As you review the proposals responding to your RFP, very likely you'll observe wide swings in hardware pricing from one respondent to another -- even when multiple respondents propose the same vendor's solution.
Sometimes this is simply because one reseller is taking a larger profit margin than another, but often it is due to a process called deal registration that happens between the reseller and the hardware vendor. Deal registration is supposed to be a mechanism that rewards a reseller for the time and resources it invests in trying to sell you that vendor's hardware. When guaranteed a better cost basis, the reseller can better justify spending the time necessary to give you a quality proposal, since it knows other resellers who haven't invested in that work won't be able to compete on price with them. So this is normally a net benefit to you as the customer.
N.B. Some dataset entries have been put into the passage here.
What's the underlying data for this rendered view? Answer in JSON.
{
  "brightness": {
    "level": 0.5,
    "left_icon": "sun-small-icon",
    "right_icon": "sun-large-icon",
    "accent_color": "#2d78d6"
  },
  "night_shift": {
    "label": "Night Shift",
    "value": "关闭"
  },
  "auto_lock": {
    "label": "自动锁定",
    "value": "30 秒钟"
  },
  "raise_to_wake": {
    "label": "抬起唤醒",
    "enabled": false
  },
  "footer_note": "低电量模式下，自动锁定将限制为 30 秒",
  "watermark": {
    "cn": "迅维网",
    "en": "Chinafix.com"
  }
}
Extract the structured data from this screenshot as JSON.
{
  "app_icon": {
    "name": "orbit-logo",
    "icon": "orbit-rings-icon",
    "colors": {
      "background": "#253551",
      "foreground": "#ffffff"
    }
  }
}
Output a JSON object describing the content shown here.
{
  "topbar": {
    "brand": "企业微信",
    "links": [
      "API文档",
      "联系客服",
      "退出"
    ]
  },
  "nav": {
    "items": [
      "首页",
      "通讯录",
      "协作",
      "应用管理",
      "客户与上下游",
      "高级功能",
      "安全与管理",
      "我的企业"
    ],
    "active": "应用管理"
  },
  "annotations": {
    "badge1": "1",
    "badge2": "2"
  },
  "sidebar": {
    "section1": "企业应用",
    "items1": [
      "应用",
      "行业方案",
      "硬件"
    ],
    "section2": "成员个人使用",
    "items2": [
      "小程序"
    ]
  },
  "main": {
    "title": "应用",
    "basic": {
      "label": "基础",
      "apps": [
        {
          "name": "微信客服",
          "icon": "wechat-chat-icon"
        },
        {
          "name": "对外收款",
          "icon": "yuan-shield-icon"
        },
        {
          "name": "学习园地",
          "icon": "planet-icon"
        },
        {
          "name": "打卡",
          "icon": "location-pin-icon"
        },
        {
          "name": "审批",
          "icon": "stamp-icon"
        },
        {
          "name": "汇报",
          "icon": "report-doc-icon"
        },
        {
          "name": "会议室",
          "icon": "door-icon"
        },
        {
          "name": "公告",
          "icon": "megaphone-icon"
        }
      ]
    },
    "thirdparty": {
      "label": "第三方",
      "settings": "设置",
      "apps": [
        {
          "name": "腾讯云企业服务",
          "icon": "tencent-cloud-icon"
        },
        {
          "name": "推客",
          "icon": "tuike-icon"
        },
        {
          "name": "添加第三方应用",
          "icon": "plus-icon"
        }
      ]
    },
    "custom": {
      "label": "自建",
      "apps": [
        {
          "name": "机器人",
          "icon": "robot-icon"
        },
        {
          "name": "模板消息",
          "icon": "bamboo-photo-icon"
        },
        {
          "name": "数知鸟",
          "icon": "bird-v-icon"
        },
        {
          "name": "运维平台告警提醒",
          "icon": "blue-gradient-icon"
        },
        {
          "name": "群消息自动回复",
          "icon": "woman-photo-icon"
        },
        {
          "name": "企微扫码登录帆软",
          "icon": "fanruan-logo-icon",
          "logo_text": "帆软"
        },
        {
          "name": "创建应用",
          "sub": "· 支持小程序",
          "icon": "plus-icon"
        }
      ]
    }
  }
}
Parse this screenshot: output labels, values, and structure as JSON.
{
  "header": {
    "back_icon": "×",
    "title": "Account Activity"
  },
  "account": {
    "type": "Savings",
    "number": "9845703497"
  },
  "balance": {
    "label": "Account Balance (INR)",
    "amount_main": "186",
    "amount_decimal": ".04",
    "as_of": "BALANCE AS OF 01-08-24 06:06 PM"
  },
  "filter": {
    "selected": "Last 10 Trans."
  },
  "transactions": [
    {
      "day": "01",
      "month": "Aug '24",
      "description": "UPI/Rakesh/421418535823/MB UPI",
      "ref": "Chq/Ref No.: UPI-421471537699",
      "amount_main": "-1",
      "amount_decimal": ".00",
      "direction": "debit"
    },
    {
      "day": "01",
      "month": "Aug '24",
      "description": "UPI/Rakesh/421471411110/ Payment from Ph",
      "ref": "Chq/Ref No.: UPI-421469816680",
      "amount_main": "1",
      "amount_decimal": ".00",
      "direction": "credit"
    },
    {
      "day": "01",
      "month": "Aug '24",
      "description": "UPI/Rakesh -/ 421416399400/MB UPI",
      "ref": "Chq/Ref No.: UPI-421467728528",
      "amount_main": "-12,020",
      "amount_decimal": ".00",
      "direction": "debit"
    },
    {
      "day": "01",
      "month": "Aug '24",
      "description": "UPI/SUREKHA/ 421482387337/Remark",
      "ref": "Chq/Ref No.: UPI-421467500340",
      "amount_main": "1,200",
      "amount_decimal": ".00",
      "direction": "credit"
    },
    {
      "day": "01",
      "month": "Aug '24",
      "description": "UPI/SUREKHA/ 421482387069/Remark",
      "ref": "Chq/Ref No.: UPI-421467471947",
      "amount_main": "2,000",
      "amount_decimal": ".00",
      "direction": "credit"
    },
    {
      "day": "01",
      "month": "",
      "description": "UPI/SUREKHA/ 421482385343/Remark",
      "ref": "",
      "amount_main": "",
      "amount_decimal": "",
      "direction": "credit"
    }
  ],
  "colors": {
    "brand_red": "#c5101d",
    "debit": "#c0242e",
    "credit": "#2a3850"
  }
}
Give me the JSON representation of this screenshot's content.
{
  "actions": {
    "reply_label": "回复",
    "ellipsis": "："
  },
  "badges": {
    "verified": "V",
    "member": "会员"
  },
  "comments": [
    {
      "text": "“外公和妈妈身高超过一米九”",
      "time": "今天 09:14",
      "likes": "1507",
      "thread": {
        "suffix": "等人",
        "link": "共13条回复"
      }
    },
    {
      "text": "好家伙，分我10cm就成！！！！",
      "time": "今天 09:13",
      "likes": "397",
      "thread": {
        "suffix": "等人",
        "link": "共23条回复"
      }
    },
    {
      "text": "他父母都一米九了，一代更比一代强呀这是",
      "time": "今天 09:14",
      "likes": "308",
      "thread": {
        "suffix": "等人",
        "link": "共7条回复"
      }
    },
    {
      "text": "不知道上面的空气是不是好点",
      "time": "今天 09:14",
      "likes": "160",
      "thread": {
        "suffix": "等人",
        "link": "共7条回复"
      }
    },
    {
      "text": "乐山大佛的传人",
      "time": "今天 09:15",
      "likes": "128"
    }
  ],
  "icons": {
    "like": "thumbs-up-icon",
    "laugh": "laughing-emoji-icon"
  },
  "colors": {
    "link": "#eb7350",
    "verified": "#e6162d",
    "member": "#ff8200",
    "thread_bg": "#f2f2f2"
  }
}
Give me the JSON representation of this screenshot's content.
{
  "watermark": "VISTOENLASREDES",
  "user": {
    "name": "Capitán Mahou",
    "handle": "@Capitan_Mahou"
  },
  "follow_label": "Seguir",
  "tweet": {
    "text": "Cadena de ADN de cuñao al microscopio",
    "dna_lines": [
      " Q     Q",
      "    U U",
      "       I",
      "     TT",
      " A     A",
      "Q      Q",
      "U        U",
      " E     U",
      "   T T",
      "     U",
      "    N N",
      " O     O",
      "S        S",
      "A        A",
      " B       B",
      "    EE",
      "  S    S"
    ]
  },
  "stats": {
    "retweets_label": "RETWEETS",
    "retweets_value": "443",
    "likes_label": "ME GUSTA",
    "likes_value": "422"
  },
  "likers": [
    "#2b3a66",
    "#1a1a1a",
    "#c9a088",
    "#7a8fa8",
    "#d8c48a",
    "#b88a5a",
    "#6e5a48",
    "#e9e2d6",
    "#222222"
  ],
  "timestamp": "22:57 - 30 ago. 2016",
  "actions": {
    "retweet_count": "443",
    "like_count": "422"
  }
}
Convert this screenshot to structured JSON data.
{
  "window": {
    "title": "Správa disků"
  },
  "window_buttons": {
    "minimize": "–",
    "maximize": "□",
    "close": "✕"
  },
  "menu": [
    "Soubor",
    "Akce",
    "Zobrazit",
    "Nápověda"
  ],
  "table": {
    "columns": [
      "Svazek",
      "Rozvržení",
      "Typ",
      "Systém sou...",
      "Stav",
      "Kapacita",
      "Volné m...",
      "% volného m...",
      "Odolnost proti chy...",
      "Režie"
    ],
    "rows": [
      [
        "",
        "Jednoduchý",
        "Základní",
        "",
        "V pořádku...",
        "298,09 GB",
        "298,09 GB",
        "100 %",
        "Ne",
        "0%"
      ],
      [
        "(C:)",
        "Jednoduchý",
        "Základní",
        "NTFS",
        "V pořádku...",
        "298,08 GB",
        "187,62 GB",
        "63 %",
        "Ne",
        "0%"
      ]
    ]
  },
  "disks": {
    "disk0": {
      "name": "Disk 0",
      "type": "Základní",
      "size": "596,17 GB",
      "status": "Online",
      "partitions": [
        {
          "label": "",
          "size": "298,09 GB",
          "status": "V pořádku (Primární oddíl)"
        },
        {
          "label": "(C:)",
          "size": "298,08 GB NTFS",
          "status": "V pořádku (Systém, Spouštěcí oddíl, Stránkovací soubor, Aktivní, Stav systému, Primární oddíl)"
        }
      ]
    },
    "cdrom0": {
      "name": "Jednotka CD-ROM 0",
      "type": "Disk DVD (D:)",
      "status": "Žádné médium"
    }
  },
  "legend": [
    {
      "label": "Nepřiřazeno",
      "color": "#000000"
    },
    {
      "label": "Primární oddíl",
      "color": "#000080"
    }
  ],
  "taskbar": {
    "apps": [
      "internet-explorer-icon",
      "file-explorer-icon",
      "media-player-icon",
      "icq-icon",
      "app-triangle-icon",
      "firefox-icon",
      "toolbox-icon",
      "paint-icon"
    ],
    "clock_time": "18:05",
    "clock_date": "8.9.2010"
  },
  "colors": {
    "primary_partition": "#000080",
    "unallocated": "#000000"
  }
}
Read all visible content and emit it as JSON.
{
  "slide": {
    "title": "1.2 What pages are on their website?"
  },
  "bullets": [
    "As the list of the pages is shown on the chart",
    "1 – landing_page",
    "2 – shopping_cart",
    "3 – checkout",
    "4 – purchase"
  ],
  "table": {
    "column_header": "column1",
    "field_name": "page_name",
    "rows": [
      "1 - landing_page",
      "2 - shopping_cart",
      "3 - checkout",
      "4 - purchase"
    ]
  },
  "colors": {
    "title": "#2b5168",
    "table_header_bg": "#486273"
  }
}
One the other hand, when many resellers scramble to register you as a customer at the same time, some unfortunate results may follow. The worst case is when a reseller with little technical knowledge of the product registers you and prevents other vendors who do understand the technology from matching the price. This may result in you receiving one very poorly constructed proposal with a low price, but glaring design deficiencies -- while other, carefully crafted proposals are saddled with much higher hardware and software pricing.
Depending upon the vendor in question, there may not be much you can do about this. But most hardware vendors will honor your request to vacate a registration from a reseller that hasn't actually done its homework and given you a good proposal -- freeing you to get both good pricing and a partner you trust.
This article, "Building a better storage RFP," originally appeared at InfoWorld.com. Read more of Matt Prigge's Information Overload blog and follow the latest developments in storage at InfoWorld.com.